DIRECTIONS: Go through the lines below and copy each one that holds the string "conta".

⟨

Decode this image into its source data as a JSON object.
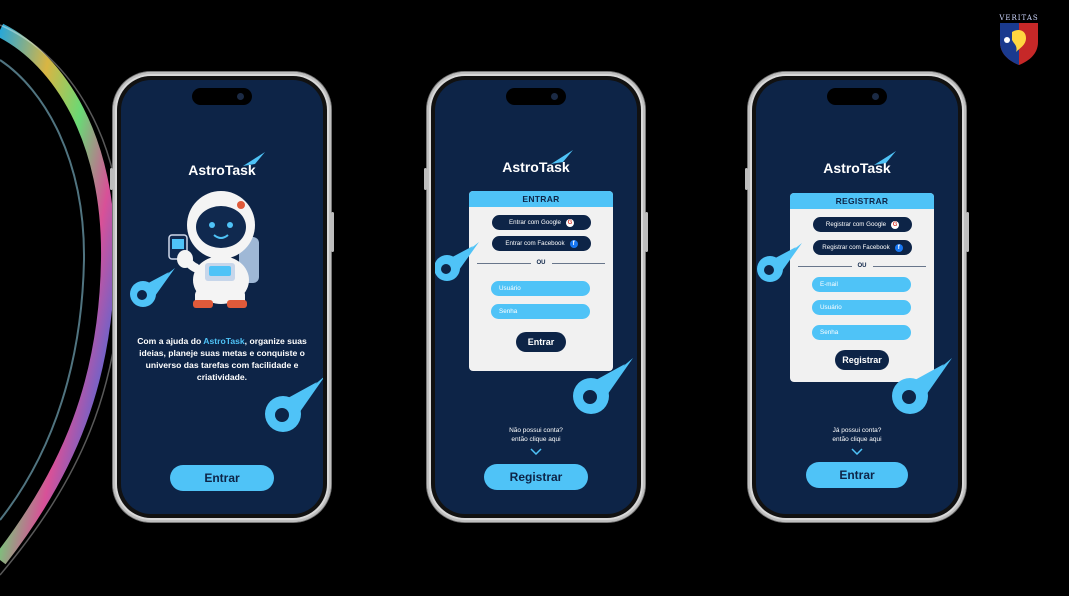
{
  "brand": {
    "name_part1": "Astro",
    "name_part2": "Task"
  },
  "crest": {
    "label": "VERITAS"
  },
  "screen_welcome": {
    "intro_prefix": "Com a ajuda do ",
    "intro_highlight": "AstroTask",
    "intro_suffix": ", organize suas ideias, planeje suas metas e conquiste o universo das tarefas com facilidade e criatividade.",
    "enter_button": "Entrar"
  },
  "screen_login": {
    "title": "ENTRAR",
    "google_button": "Entrar com Google",
    "facebook_button": "Entrar com Facebook",
    "divider": "OU",
    "username_placeholder": "Usuário",
    "password_placeholder": "Senha",
    "submit_button": "Entrar",
    "hint_line1": "Não possui conta?",
    "hint_line2": "então clique aqui",
    "register_button": "Registrar"
  },
  "screen_register": {
    "title": "REGISTRAR",
    "google_button": "Registrar com Google",
    "facebook_button": "Registrar com Facebook",
    "divider": "OU",
    "email_placeholder": "E-mail",
    "username_placeholder": "Usuário",
    "password_placeholder": "Senha",
    "submit_button": "Registrar",
    "hint_line1": "Já possui conta?",
    "hint_line2": "então clique aqui",
    "enter_button": "Entrar"
  },
  "colors": {
    "screen_bg": "#0d2447",
    "accent": "#4fc3f7",
    "card_bg": "#f1f1f1"
  },
  "icons": [
    "comet-icon",
    "google-icon",
    "facebook-icon",
    "chevron-down-icon",
    "astronaut-illustration",
    "veritas-crest"
  ]
}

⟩

TASK RESULT:
    "hint_line1": "Não possui conta?",
    "hint_line1": "Já possui conta?",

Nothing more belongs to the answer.